Dataset entries:
════════

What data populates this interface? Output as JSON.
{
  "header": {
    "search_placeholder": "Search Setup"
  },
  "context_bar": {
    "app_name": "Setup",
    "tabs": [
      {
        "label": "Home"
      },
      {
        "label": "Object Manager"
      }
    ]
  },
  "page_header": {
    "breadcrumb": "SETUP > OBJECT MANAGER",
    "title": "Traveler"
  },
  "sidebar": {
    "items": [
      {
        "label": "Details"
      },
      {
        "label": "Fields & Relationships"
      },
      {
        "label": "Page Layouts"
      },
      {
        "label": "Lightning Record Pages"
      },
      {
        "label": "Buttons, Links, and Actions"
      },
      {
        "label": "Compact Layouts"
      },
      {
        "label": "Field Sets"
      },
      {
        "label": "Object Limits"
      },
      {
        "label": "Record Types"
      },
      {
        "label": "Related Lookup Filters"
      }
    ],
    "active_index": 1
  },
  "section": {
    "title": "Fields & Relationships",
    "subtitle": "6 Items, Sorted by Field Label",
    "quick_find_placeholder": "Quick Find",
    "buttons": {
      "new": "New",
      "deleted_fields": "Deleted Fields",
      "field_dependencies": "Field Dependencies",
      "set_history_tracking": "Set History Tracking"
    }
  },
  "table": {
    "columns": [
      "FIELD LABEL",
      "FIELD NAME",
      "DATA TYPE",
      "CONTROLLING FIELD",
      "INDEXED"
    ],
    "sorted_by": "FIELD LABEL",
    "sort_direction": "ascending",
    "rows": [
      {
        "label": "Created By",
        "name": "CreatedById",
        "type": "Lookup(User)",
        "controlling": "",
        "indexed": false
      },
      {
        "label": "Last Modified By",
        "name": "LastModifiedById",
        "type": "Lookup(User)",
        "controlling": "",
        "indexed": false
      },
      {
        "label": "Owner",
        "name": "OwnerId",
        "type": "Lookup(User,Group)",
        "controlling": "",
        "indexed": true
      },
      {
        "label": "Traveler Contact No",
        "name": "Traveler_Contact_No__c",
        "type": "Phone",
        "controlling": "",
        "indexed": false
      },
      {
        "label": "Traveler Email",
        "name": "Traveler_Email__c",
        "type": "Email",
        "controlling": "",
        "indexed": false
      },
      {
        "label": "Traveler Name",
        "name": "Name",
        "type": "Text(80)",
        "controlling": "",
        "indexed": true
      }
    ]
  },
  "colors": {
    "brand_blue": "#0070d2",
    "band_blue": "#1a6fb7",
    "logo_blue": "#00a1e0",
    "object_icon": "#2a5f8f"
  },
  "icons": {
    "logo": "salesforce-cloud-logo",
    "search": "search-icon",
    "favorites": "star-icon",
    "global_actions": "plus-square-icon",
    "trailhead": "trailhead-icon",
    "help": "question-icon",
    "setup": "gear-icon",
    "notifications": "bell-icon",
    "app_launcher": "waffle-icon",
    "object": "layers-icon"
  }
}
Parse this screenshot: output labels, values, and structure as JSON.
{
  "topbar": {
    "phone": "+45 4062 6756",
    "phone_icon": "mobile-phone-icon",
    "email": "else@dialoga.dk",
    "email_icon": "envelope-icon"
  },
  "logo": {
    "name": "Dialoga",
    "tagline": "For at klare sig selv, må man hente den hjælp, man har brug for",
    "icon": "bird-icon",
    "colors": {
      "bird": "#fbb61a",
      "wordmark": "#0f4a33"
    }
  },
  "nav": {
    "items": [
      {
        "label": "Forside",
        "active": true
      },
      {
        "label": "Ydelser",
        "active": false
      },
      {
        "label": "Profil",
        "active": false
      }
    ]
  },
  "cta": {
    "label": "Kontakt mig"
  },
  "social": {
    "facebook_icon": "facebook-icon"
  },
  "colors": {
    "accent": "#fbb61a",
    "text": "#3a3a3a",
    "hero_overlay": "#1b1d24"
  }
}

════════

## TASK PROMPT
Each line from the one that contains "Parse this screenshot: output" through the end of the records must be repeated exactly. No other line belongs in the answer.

## ANSWER TO THIS EXERCISE
Parse this screenshot: output labels, values, and structure as JSON.
{
  "topbar": {
    "phone": "+45 4062 6756",
    "phone_icon": "mobile-phone-icon",
    "email": "else@dialoga.dk",
    "email_icon": "envelope-icon"
  },
  "logo": {
    "name": "Dialoga",
    "tagline": "For at klare sig selv, må man hente den hjælp, man har brug for",
    "icon": "bird-icon",
    "colors": {
      "bird": "#fbb61a",
      "wordmark": "#0f4a33"
    }
  },
  "nav": {
    "items": [
      {
        "label": "Forside",
        "active": true
      },
      {
        "label": "Ydelser",
        "active": false
      },
      {
        "label": "Profil",
        "active": false
      }
    ]
  },
  "cta": {
    "label": "Kontakt mig"
  },
  "social": {
    "facebook_icon": "facebook-icon"
  },
  "colors": {
    "accent": "#fbb61a",
    "text": "#3a3a3a",
    "hero_overlay": "#1b1d24"
  }
}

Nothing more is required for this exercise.